I recently re-played through a SMB3 - discovering that in my childhood fascination with warp flutes I had actually never even visited a significant number of the worlds - and I never could have done it without save states. Or rather I maybe *could* have, but I don't have that kind of time to spend. Plus, after playing Super Meat Boy, the idea of waiting longer than .5 seconds to restart a level is just unacceptable to me now.
In fact, part of the reason we haven't released it yet is because we're considering updating the design with something new! (Though we'll also probably continue offering the "Classic" version as well if we do). I'll count this as one vote for a sci-fi style, though I've heard other opinions and have some other ideas too.
You have to deal with actions, not thoughts, because you can never truly know thoughts, and even if you do, it doesn't change reality
So, for example, would you remove the notion of "perceived threat" and the question of whether such perception was "objectively reasonable" from determining qualified immunity for police, and base it solely on a material determination of whether someone did genuinely pose a threat?
While I do think hate crime laws are often redundant and can cause problems, this whole focus on "punishing thought" misses the mark for me.
Thought is already highly relevant to crime. For example, "remorse" plays into both sentencing and the parole process, and is even sometimes examined via forensic psychiatry. "Motive" and "malice aforethought" are critical to murder charges, with the latter being specifically enumerated as four different "states of mind". And of course there is the entire world of "Not Criminally Responsible" which hinges almost entirely on a person's mental capacity and state.
So while I think there's plenty of room to debate the appropriateness, necessity and specific implementation of various Hate Crime laws, I don't buy that just saying "you can't have laws about thought!" is the be all and end all of the discussion.
Wait, so something needs to happen on a large, widespread scale for it to be a rights issue?

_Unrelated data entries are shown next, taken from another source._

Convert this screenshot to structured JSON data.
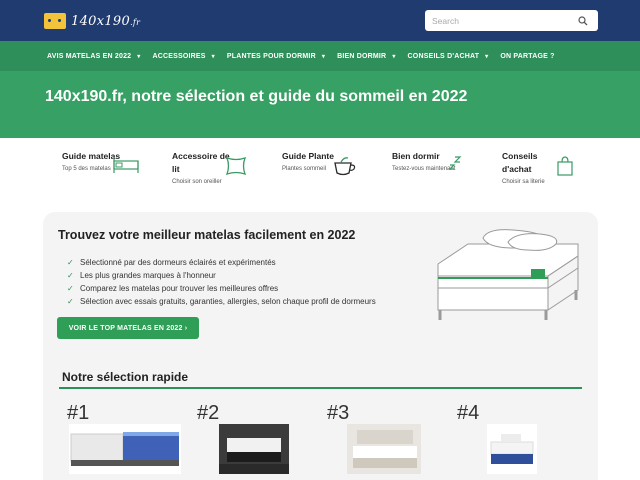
{
  "header": {
    "logo_text": "140x190",
    "logo_tld": ".fr",
    "search_placeholder": "Search"
  },
  "nav": {
    "items": [
      {
        "label": "AVIS MATELAS EN 2022"
      },
      {
        "label": "ACCESSOIRES"
      },
      {
        "label": "PLANTES POUR DORMIR"
      },
      {
        "label": "BIEN DORMIR"
      },
      {
        "label": "CONSEILS D'ACHAT"
      },
      {
        "label": "ON PARTAGE ?"
      }
    ],
    "caret": "▾"
  },
  "hero": {
    "title": "140x190.fr, notre sélection et guide du sommeil en 2022"
  },
  "categories": [
    {
      "title": "Guide matelas",
      "subtitle": "Top 5 des matelas",
      "icon": "bed-icon"
    },
    {
      "title": "Accessoire de lit",
      "subtitle": "Choisir son oreiller",
      "icon": "pillow-icon"
    },
    {
      "title": "Guide Plante",
      "subtitle": "Plantes sommeil",
      "icon": "tea-cup-icon"
    },
    {
      "title": "Bien dormir",
      "subtitle": "Testez-vous maintenant",
      "icon": "sleep-zzz-icon"
    },
    {
      "title": "Conseils d'achat",
      "subtitle": "Choisir sa literie",
      "icon": "shopping-bag-icon"
    }
  ],
  "promo": {
    "title": "Trouvez votre meilleur matelas facilement en 2022",
    "bullets": [
      "Sélectionné par des dormeurs éclairés et expérimentés",
      "Les plus grandes marques à l'honneur",
      "Comparez les matelas pour trouver les meilleures offres",
      "Sélection avec essais gratuits, garanties, allergies, selon chaque profil de dormeurs"
    ],
    "check_symbol": "✓",
    "cta_label": "VOIR LE TOP MATELAS EN 2022  ›"
  },
  "selection": {
    "title": "Notre sélection rapide",
    "picks": [
      {
        "rank": "#1"
      },
      {
        "rank": "#2"
      },
      {
        "rank": "#3"
      },
      {
        "rank": "#4"
      }
    ]
  },
  "colors": {
    "header_bg": "#1f3b6f",
    "nav_bg": "#2f8f5b",
    "hero_bg": "#37a064",
    "accent": "#2f9e57"
  }
}
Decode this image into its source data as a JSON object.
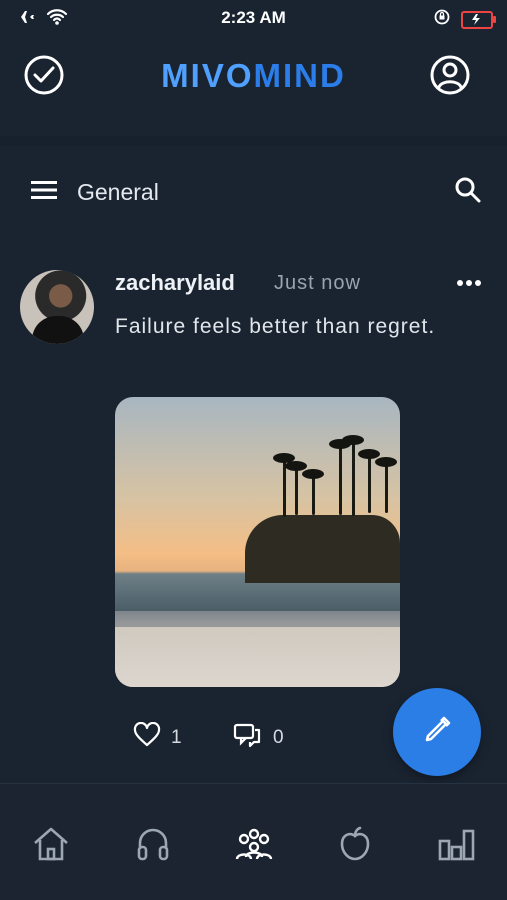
{
  "status_bar": {
    "time": "2:23 AM"
  },
  "app_bar": {
    "brand_prefix": "MIVO",
    "brand_suffix": "MIND"
  },
  "subheader": {
    "title": "General"
  },
  "post": {
    "username": "zacharylaid",
    "timestamp": "Just now",
    "text": "Failure feels better than regret.",
    "likes": "1",
    "comments": "0"
  },
  "colors": {
    "background": "#1a2431",
    "accent": "#2a7ee6",
    "brand_light": "#4fa0ff",
    "brand_dark": "#2b7de9"
  },
  "icons": {
    "status_left": [
      "airplane-icon",
      "wifi-icon"
    ],
    "status_right": [
      "orientation-lock-icon",
      "battery-icon"
    ],
    "top_left": "check-circle-icon",
    "top_right": "profile-icon",
    "menu": "menu-icon",
    "search": "search-icon",
    "more": "more-icon",
    "like": "heart-icon",
    "comment": "comment-icon",
    "fab": "pencil-icon",
    "bottom_nav": [
      "home-icon",
      "headphones-icon",
      "community-icon",
      "apple-icon",
      "stats-icon"
    ]
  }
}
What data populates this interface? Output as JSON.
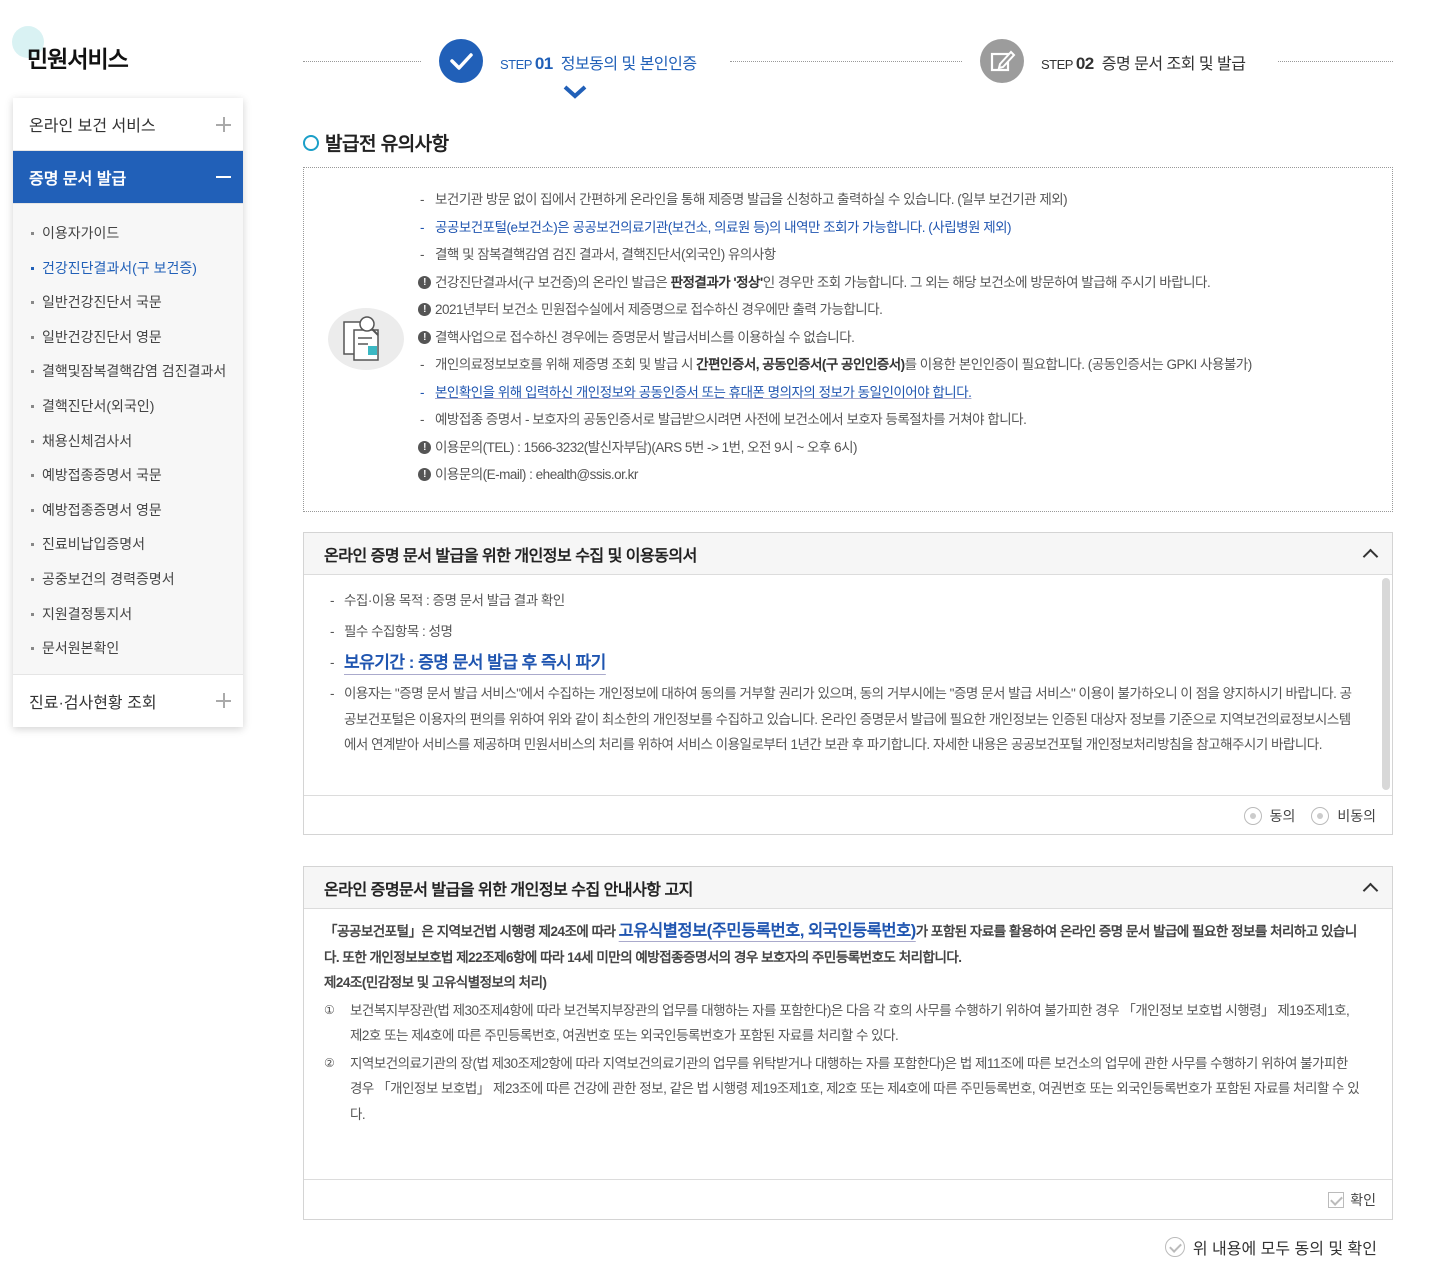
{
  "sidebar": {
    "title": "민원서비스",
    "menus": [
      {
        "label": "온라인 보건 서비스"
      },
      {
        "label": "증명 문서 발급"
      },
      {
        "label": "진료·검사현황 조회"
      }
    ],
    "sub_items": [
      {
        "label": "이용자가이드"
      },
      {
        "label": "건강진단결과서(구 보건증)"
      },
      {
        "label": "일반건강진단서 국문"
      },
      {
        "label": "일반건강진단서 영문"
      },
      {
        "label": "결핵및잠복결핵감염 검진결과서"
      },
      {
        "label": "결핵진단서(외국인)"
      },
      {
        "label": "채용신체검사서"
      },
      {
        "label": "예방접종증명서 국문"
      },
      {
        "label": "예방접종증명서 영문"
      },
      {
        "label": "진료비납입증명서"
      },
      {
        "label": "공중보건의 경력증명서"
      },
      {
        "label": "지원결정통지서"
      },
      {
        "label": "문서원본확인"
      }
    ]
  },
  "steps": [
    {
      "prefix": "STEP",
      "num": "01",
      "label": "정보동의 및 본인인증"
    },
    {
      "prefix": "STEP",
      "num": "02",
      "label": "증명 문서 조회 및 발급"
    }
  ],
  "notice": {
    "title": "발급전 유의사항",
    "items": [
      {
        "type": "dash",
        "text": "보건기관 방문 없이 집에서 간편하게 온라인을 통해 제증명 발급을 신청하고 출력하실 수 있습니다. (일부 보건기관 제외)"
      },
      {
        "type": "dash-blue",
        "text": "공공보건포털(e보건소)은 공공보건의료기관(보건소, 의료원 등)의 내역만 조회가 가능합니다. (사립병원 제외)"
      },
      {
        "type": "dash",
        "text": "결핵 및 잠복결핵감염 검진 결과서, 결핵진단서(외국인) 유의사항"
      },
      {
        "type": "warn",
        "pre": "건강진단결과서(구 보건증)의 온라인 발급은 ",
        "bold": "판정결과가 '정상'",
        "post": "인 경우만 조회 가능합니다. 그 외는 해당 보건소에 방문하여 발급해 주시기 바랍니다."
      },
      {
        "type": "warn",
        "text": "2021년부터 보건소 민원접수실에서 제증명으로 접수하신 경우에만 출력 가능합니다."
      },
      {
        "type": "warn",
        "text": "결핵사업으로 접수하신 경우에는 증명문서 발급서비스를 이용하실 수 없습니다."
      },
      {
        "type": "dash",
        "pre": "개인의료정보보호를 위해 제증명 조회 및 발급 시 ",
        "bold": "간편인증서, 공동인증서(구 공인인증서)",
        "post": "를 이용한 본인인증이 필요합니다. (공동인증서는 GPKI 사용불가)"
      },
      {
        "type": "dash-blue",
        "text": "본인확인을 위해 입력하신 개인정보와 공동인증서 또는 휴대폰 명의자의 정보가 동일인이어야 합니다."
      },
      {
        "type": "dash",
        "text": "예방접종 증명서 - 보호자의 공동인증서로 발급받으시려면 사전에 보건소에서 보호자 등록절차를 거쳐야 합니다."
      },
      {
        "type": "warn",
        "text": "이용문의(TEL) : 1566-3232(발신자부담)(ARS 5번 -> 1번, 오전 9시 ~ 오후 6시)"
      },
      {
        "type": "warn",
        "text": "이용문의(E-mail) : ehealth@ssis.or.kr"
      }
    ]
  },
  "consent1": {
    "title": "온라인 증명 문서 발급을 위한 개인정보 수집 및 이용동의서",
    "purpose": "수집·이용 목적 : 증명 문서 발급 결과 확인",
    "required": "필수 수집항목 : 성명",
    "retention": "보유기간 : 증명 문서 발급 후 즉시 파기",
    "body": "이용자는 \"증명 문서 발급 서비스\"에서 수집하는 개인정보에 대하여 동의를 거부할 권리가 있으며, 동의 거부시에는 \"증명 문서 발급 서비스\" 이용이 불가하오니 이 점을 양지하시기 바랍니다. 공공보건포털은 이용자의 편의를 위하여 위와 같이 최소한의 개인정보를 수집하고 있습니다. 온라인 증명문서 발급에 필요한 개인정보는 인증된 대상자 정보를 기준으로 지역보건의료정보시스템에서 연계받아 서비스를 제공하며 민원서비스의 처리를 위하여 서비스 이용일로부터 1년간 보관 후 파기합니다. 자세한 내용은 공공보건포털 개인정보처리방침을 참고해주시기 바랍니다.",
    "agree": "동의",
    "disagree": "비동의"
  },
  "consent2": {
    "title": "온라인 증명문서 발급을 위한 개인정보 수집 안내사항 고지",
    "intro_pre": "「공공보건포털」은 지역보건법 시행령 제24조에 따라 ",
    "intro_hl": "고유식별정보(주민등록번호, 외국인등록번호)",
    "intro_post": "가 포함된 자료를 활용하여 온라인 증명 문서 발급에 필요한 정보를 처리하고 있습니다. 또한 개인정보보호법 제22조제6항에 따라 14세 미만의 예방접종증명서의 경우 보호자의 주민등록번호도 처리합니다.",
    "article": "제24조(민감정보 및 고유식별정보의 처리)",
    "items": [
      {
        "num": "①",
        "text": "보건복지부장관(법 제30조제4항에 따라 보건복지부장관의 업무를 대행하는 자를 포함한다)은 다음 각 호의 사무를 수행하기 위하여 불가피한 경우 「개인정보 보호법 시행령」 제19조제1호, 제2호 또는 제4호에 따른 주민등록번호, 여권번호 또는 외국인등록번호가 포함된 자료를 처리할 수 있다."
      },
      {
        "num": "②",
        "text": "지역보건의료기관의 장(법 제30조제2항에 따라 지역보건의료기관의 업무를 위탁받거나 대행하는 자를 포함한다)은 법 제11조에 따른 보건소의 업무에 관한 사무를 수행하기 위하여 불가피한 경우 「개인정보 보호법」 제23조에 따른 건강에 관한 정보, 같은 법 시행령 제19조제1호, 제2호 또는 제4호에 따른 주민등록번호, 여권번호 또는 외국인등록번호가 포함된 자료를 처리할 수 있다."
      }
    ],
    "confirm": "확인"
  },
  "all_agree": "위 내용에 모두 동의 및 확인",
  "colors": {
    "primary": "#2160b8",
    "link": "#1f55b0",
    "done_step": "#9c9c9c"
  }
}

So like, hypothetically: if you were illegally searched or arrested without cause or denied a fair trial or compelled to testify against yourself or had any of your other core civil rights stripped from you, that wouldn't be a rights issue? After all, it's just one person, barely a measurable portion of the population. So if you were to complain about your rights being ignored, and others were to stand up for you, we'd be justified in saying that you're just being "political" and this is not a rights issue because it's not happening to millions of people every day?
If she is better for the job then let her have it, if he is better for the job then let him have it, but don't go down the road of forcing a lessor (male or female) into that job just because of some distorted idea of gender equality.
The engineer at Uber was literally told by the company's HR that "some genders and ethnic backgrounds are more suited to some professions" and thus she should not be surprised by the lack of gender equality in engineering.
Real and blatant sexism is happening right in front of your face, but you're much worried about the vague possibility of some reverse-sexism slipping through?
Re: No recognition that any copyright claim could be valid, eh?
Satire tends to be less effective when you include a paragraph of small-print explaining the precise contours and limitations of the commentary. I'm sorry if this particular joke went over your head but we are confident most of our audience is smart enough to understand it.
Good to know - I'll definitely keep it in mind that some people may make use of that. More likely though, what we'll offer is a user/cookie-level setting that lets you request all full posts on the blog, with no hiding/expanding (maybe we can make this accessible via URLstring as well, for those who want no form of preference tracking whatsoever).
When we next update the site (which we are working on) I'll be doubling down on the use of proper semantic tags so that everything works well in default formatting. Though, if you WOULD like to get the bulk of our CSS back without ditching the entire stylesheet, you should be able to achieve that using just a couple overrides:
As for the last bit, yeah, I figure there's a way to probably make it work entirely via CSS with some creative use of :focus and :target -- I used some much simpler versions of those tricks on the Survival Fund site -- so I'm definitely keeping that in mind.